- No confidentiality
As a CLIENT, you will benefit from expert advice, oversight, and protection through either designated agency (more common) or brokerage agency. For access to the form, you can download it here: https://www.recbc.ca/pdf/forms/Disclosure-of-Representation-in-Trading-Services.pdf
For consumers who choose to conduct a real estate transaction without a real estate professional, licensees will provide you with the mandatory Council-approved “Disclosure of Risks to Unrepresented Parties” form for this disclosure.
This form confirms that the licensee providing the form will not represent you in the transaction for a variety of reasons, such as the licensee is already acting on behalf of another client in the transaction.
It is ultimately the consumer’s decision whether they wish to be represented by a licensee; however, the Real Estate Council recommends all unrepresented parties seek the advice of a professional during any real estate transaction.
Just Get a Realtor to Help You With Your Purchase… It’s a Free Service

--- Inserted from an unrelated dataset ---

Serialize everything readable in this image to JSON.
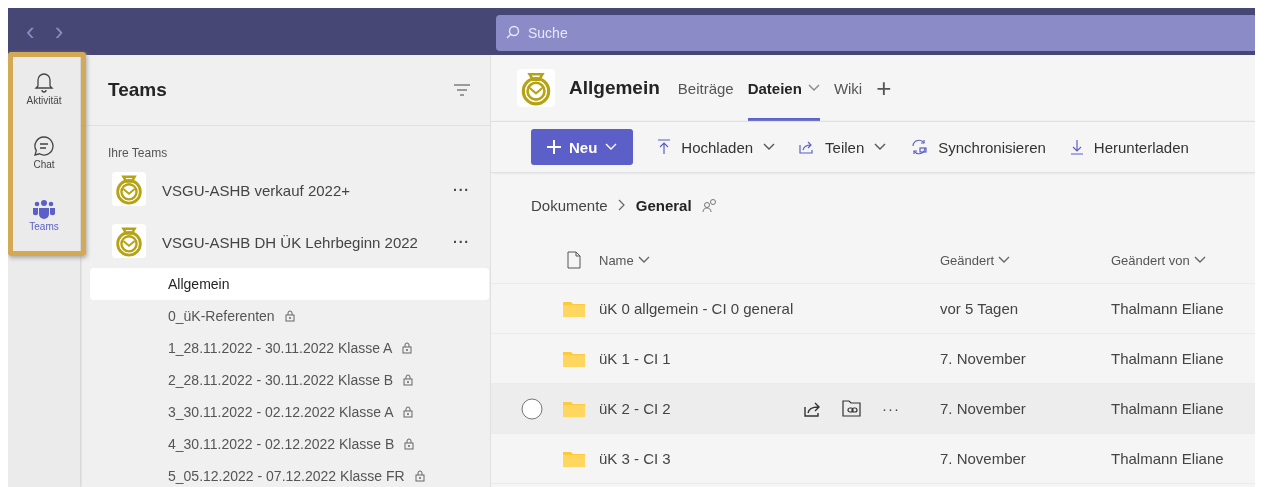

At the end of the day, with all these rule changes we really just have to bring it back to the fact that you will be better represented, protected, and your interests better looked after if you have a realtor representing you for your purchase.
With all of these forms, disclosures, and additional disclosures required to the sellers in these situations, if you think you’re going to get a “deal” because the listing agent wants to work with you then you should think again… because with all the risks of working with unrepresented parties/dual agents most realtors likely don’t want to deal with the headache of potentially losing their license or getting a hefty fine. Fines for real estate agents engaged in unethical practices were raised from $30,000 up to $250,000 per individual agent and $500,000 for brokerages, so you can see how earning a “double commission” for representing both parties but being hit with a $250K fine is not very appealing.
Our point: No more deals for a buyer by linking up with a dual agent.
In addition to dual agency not being an option anymore, why would you really want to be an unrepresented party? No full disclosure, no loyalty, no confidentiality – in a purchase that’s likely the largest asset you will ever own why would you want that kind of representation? Furthermore, hiring a buyer’s agent to work within your best interests is a FREE SERVICE! The seller pays the buyer’s agent the commission in a real estate transaction, and already agrees to this at the time they list the property.
If you’re looking for a realtor to help represent you through the purchasing process, then give us a call at 604-765-0376. Prefer text? 604-319-0200 or email email@example.com to start a conversation. We’re here to help.
OTHER POSTS YOU MIGHT BE INTERESTED IN…
Share this entry
REALTORs backed by
The #1 Brokerage in Metro Vancouver
#102 - 403 North Road
Coquitlam, BC V3K 3V9